STV reports that Hutcheson was stationary at a junction in Houston, Renfrewshire, when he was hit. He suffered crushed vertebrae and several other injuries.
His helmet was shattered in the collision and he keeps it as a memento. He has been told by doctors that another blow to the head could prove fatal.
Officers who dealt with the incident did not charge the driver and nor did they send a report to the Crown Office.
Hutcheson’s father, Alex Hutcheson, 92, complained about this. Officers then filed a report six months later, but it was too late to take action.
"We received Mr Hutcheson Sr's complaints in December 2017 and responded in February 2018,” said a police spokesperson. “We upheld a number of his concerns, apologised and outlined action that had been taken.”
Superintendent Simon Wright said the police report arrived too late for the Crown to take action.
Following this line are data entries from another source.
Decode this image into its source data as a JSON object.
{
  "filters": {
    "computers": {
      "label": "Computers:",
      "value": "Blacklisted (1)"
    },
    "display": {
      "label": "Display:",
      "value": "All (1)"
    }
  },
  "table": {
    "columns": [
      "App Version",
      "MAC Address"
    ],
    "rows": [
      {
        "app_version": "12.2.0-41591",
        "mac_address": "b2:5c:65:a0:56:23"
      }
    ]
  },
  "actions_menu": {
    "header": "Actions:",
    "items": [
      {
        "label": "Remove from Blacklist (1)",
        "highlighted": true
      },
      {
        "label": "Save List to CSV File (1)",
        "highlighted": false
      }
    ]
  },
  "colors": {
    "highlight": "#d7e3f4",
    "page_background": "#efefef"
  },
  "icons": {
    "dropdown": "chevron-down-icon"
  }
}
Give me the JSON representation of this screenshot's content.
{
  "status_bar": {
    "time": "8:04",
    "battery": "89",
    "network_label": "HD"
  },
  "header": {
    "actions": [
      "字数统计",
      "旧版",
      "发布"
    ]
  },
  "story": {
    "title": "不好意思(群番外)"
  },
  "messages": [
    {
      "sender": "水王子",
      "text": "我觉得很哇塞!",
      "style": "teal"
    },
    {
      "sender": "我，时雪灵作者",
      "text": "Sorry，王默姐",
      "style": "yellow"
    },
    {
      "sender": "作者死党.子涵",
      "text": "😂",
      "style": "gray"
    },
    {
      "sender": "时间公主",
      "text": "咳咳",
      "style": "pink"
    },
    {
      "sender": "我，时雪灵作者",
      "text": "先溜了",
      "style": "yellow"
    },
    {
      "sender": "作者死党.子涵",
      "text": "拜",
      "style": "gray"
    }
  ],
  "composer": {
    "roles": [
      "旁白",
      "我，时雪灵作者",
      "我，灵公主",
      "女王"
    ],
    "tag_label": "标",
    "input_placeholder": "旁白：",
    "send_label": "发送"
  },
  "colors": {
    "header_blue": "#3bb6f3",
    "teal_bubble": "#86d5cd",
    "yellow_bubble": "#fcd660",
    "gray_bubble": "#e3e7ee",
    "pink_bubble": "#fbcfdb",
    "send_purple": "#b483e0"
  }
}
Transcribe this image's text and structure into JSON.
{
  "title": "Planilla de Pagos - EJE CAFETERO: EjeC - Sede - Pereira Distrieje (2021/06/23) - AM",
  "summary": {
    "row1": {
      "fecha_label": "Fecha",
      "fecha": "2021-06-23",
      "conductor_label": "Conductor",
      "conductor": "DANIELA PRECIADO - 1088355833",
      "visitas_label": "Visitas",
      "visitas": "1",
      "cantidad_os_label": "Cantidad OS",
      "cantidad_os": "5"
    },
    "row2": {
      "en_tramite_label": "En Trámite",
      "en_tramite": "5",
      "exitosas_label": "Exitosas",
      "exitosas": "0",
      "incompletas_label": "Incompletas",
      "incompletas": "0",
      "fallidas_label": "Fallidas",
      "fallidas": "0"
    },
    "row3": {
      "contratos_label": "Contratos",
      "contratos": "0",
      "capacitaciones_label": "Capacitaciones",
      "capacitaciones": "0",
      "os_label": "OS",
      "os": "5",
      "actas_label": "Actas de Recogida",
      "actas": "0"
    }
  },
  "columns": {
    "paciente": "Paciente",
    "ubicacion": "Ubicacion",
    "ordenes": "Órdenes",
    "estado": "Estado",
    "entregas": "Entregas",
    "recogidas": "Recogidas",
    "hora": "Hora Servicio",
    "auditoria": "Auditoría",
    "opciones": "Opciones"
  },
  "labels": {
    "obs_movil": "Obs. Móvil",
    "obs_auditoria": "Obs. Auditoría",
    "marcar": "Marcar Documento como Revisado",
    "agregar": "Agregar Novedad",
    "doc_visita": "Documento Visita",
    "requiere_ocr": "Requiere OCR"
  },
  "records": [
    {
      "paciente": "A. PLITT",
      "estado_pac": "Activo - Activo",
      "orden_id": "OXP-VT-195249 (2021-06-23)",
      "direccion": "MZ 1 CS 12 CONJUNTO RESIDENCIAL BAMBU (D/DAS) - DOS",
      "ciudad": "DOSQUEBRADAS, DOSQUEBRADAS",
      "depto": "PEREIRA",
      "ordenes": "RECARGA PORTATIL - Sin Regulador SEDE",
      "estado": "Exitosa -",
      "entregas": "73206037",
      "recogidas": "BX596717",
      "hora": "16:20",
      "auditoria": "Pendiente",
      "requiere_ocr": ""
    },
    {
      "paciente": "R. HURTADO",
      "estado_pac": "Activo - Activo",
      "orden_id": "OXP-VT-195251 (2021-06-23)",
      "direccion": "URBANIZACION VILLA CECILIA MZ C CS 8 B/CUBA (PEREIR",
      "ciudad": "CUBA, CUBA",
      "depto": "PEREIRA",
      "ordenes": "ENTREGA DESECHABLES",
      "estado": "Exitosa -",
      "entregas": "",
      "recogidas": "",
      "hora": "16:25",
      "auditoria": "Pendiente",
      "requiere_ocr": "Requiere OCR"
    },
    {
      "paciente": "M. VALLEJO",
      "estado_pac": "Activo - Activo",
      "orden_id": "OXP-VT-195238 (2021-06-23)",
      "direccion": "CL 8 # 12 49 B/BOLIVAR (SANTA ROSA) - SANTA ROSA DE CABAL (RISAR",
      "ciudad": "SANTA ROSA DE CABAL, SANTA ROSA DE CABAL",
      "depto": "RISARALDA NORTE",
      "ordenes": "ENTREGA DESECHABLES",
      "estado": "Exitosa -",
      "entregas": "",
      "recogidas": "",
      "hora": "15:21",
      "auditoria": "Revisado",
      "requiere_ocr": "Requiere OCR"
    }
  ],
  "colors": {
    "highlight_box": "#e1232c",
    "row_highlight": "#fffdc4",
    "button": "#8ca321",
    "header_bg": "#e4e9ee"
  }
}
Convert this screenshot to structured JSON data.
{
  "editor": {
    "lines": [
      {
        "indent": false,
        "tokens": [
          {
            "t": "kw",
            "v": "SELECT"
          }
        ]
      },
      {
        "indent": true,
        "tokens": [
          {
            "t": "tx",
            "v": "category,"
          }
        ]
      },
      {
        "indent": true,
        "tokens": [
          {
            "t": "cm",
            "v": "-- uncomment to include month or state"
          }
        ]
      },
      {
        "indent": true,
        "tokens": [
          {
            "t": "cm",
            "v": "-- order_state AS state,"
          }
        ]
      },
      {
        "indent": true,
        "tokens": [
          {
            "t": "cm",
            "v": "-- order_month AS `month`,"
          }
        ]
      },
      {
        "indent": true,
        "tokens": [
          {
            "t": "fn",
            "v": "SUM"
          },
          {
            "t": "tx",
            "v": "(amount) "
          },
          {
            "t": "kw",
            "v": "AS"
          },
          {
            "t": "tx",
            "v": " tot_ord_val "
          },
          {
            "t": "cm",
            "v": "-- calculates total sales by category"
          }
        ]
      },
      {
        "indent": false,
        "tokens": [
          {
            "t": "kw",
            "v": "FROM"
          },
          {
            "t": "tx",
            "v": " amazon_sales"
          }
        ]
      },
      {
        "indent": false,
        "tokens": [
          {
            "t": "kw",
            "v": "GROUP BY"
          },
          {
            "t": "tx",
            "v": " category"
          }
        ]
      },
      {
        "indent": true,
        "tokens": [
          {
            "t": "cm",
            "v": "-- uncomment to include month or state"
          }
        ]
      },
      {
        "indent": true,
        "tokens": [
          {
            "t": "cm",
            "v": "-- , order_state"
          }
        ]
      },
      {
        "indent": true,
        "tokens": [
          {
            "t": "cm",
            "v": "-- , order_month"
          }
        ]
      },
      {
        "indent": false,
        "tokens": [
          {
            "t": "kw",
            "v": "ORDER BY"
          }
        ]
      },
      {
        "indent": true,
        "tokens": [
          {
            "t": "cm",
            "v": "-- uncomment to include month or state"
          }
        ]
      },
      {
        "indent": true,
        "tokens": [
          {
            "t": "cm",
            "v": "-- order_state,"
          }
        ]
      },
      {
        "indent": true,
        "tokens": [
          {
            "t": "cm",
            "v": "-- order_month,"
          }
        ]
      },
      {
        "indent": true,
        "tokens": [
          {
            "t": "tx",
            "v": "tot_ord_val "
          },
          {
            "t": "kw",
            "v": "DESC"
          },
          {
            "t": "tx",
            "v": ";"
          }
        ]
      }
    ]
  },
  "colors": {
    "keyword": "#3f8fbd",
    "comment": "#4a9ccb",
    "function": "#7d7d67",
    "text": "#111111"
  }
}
The force accepted that a constable failed to accurately record information about the incident and that a sergeant didn't check or sign the crash report.
The constable's claim that there was not enough evidence to prosecute the driver was also dismissed.
A complaint that the sergeant failed to explain why the driver was not charged was also upheld.
Alex Hutcheson then wrote to the Crown Office who ordered the Police Investigations & Review Commissioner (Pirc) to investigate.
Pirc said: "The matter was fully investigated and a report submitted to the Crown Office in October 2018. Decisions regarding prosecutions are a matter for the Crown."
The Crown's Criminal Allegations Against the Police Division (CAAP-D) decided not to prosecute any officers.
It said the decision was subject of a "full review" by a Crown lawyer with no prior connection to the case who said it was "reasonable" not to prosecute.
In response to this, Hutcheson had written another letter to the Crown accusing them of failing to investigate properly, but died before he could send it.
Campbell and Alex Hutcheson were both keen cyclists, undertaking L’Etape du Tour together when Alex was 70.
Campbell said: "He put his trust in the Crown who let him down very, very badly, and that was the last straw. It drove him to the edge. Alex wanted an inquiry. He wanted this to be aired.
"I think in his memory I've got to tell this story because he looked after me all his life, he was my best friend. Alex pursued it right to the bitter end, right through. He played his cards fair, the honest way, he never told lies."